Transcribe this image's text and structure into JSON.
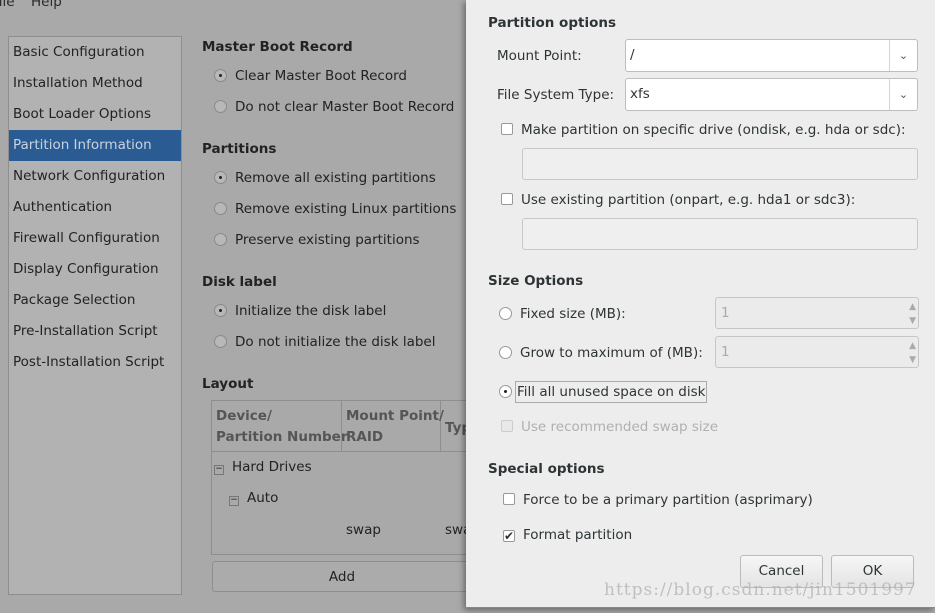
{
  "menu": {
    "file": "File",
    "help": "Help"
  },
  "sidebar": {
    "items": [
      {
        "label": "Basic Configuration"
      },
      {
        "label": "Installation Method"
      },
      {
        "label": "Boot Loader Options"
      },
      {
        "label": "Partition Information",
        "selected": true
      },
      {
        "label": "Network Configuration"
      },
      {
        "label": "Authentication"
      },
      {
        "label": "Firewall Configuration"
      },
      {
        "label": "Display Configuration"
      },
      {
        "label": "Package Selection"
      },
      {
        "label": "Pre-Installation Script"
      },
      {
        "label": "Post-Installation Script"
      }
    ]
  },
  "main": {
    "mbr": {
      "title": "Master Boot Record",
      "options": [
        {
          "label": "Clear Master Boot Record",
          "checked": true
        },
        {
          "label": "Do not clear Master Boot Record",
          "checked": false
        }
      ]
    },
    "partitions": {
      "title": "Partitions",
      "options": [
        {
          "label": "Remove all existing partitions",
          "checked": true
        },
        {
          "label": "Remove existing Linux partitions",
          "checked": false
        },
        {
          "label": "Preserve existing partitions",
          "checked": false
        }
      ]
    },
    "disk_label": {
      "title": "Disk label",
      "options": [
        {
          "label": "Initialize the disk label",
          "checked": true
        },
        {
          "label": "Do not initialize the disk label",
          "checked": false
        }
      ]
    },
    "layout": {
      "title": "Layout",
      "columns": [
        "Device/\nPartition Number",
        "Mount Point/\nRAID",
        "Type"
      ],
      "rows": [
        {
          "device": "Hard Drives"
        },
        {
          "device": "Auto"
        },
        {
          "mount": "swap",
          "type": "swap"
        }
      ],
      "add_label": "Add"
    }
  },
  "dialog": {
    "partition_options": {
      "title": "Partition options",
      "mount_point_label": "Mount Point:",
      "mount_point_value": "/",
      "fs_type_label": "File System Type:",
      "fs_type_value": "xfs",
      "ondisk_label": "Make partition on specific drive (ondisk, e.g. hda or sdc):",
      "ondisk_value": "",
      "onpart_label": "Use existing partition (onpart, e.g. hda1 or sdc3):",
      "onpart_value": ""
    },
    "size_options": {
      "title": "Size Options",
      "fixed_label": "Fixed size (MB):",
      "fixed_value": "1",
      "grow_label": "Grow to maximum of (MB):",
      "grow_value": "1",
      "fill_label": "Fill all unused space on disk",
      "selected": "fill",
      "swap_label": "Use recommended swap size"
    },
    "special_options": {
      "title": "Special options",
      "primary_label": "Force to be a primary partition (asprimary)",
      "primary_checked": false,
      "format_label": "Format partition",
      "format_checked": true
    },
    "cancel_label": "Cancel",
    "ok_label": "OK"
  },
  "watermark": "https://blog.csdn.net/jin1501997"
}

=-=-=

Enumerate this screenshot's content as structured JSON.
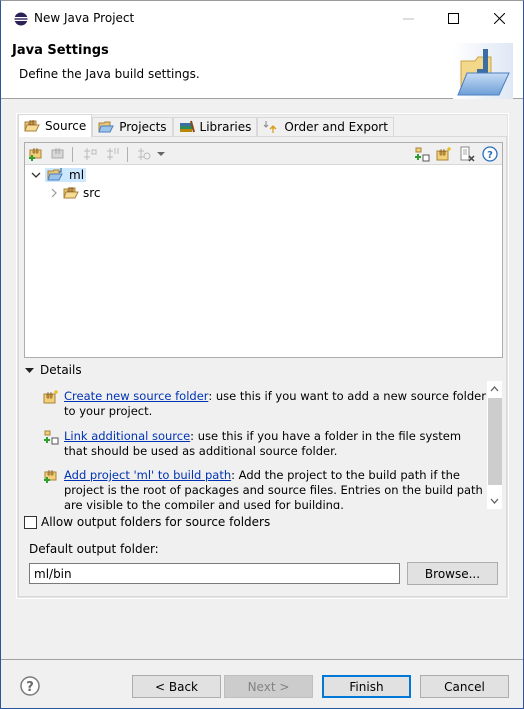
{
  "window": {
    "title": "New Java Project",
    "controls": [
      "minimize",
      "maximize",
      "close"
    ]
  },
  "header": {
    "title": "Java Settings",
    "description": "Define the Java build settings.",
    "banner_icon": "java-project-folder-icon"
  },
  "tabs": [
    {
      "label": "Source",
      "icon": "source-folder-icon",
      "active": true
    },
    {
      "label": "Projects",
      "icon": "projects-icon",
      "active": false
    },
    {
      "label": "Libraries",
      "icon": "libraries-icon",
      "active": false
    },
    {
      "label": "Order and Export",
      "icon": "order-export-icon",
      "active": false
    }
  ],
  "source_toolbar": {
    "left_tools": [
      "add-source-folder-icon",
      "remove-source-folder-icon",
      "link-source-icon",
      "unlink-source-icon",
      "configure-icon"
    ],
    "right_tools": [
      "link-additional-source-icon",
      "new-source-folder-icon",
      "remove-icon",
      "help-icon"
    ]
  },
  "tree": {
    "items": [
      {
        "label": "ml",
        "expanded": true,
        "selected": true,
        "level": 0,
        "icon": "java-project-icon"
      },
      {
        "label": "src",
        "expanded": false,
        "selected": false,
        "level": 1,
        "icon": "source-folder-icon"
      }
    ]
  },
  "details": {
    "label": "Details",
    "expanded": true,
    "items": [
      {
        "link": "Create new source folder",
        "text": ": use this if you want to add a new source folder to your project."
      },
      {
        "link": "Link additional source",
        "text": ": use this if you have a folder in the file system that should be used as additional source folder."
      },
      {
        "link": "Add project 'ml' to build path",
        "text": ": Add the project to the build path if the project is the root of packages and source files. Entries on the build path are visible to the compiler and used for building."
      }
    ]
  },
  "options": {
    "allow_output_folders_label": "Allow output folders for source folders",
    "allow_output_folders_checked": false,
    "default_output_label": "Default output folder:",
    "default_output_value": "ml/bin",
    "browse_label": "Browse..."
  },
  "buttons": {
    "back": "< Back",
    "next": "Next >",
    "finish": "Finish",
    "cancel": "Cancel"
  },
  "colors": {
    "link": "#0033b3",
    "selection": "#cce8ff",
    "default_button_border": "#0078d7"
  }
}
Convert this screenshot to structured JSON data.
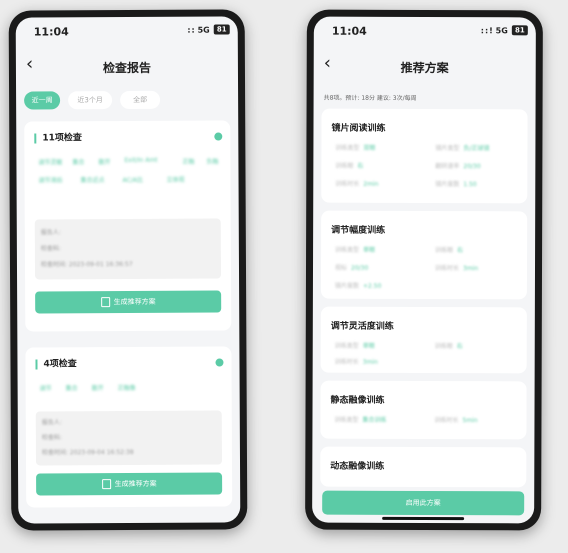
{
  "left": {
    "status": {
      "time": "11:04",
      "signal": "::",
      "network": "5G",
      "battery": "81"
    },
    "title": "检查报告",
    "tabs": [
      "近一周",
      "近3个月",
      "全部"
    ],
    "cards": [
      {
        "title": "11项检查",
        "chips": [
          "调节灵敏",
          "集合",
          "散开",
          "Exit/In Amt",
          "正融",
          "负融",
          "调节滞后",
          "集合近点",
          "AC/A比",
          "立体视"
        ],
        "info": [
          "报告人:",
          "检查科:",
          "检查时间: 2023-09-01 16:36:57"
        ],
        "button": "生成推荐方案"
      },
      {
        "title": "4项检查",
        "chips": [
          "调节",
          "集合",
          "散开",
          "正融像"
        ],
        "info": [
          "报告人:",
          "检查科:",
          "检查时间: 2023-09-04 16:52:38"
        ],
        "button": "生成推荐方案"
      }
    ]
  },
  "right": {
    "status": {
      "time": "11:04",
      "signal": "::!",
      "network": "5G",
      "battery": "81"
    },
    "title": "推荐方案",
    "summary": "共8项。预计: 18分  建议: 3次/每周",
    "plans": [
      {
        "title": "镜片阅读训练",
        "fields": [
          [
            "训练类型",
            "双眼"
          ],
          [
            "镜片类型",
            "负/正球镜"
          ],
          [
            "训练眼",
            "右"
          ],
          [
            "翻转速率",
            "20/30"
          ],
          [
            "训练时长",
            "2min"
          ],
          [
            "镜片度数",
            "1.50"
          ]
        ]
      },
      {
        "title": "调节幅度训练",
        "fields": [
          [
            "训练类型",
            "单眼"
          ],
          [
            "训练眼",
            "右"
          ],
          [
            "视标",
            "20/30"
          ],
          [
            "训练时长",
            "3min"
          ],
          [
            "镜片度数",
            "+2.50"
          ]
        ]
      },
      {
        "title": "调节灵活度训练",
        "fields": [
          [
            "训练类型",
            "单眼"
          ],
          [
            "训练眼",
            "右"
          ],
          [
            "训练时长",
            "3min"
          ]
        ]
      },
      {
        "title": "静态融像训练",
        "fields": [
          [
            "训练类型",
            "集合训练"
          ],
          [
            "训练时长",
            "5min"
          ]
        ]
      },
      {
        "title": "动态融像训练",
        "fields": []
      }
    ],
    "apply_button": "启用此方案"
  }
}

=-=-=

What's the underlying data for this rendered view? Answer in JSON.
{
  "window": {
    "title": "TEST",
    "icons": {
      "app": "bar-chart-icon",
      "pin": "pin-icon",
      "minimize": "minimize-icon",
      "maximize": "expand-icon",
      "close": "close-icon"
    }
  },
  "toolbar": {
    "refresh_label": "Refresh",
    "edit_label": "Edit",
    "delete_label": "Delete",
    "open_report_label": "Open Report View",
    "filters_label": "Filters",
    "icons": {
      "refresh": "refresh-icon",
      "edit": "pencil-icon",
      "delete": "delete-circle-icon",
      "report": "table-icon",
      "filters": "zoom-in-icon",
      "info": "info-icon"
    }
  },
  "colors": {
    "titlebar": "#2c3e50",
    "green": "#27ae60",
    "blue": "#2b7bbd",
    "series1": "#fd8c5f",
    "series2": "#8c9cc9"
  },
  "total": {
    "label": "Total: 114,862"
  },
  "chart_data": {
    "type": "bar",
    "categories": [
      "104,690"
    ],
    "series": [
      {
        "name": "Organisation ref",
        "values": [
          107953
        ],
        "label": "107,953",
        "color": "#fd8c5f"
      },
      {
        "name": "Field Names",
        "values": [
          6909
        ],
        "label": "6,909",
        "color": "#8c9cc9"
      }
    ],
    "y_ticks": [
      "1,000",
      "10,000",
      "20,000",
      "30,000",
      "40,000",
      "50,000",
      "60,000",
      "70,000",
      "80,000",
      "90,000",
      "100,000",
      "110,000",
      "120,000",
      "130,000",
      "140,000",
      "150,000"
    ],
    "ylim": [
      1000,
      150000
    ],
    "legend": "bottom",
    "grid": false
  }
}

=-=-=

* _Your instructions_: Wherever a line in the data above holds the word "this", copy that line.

* _Exercise output_:
Transcribe this image's text and structure into JSON.
Enumerate this screenshot's content as structured JSON.
        "text": ": use this if you want to add a new source folder to your project."
        "text": ": use this if you have a folder in the file system that should be used as additional source folder."
Convert this screenshot to structured JSON data.
What's the underlying data for this rendered view? Answer in JSON.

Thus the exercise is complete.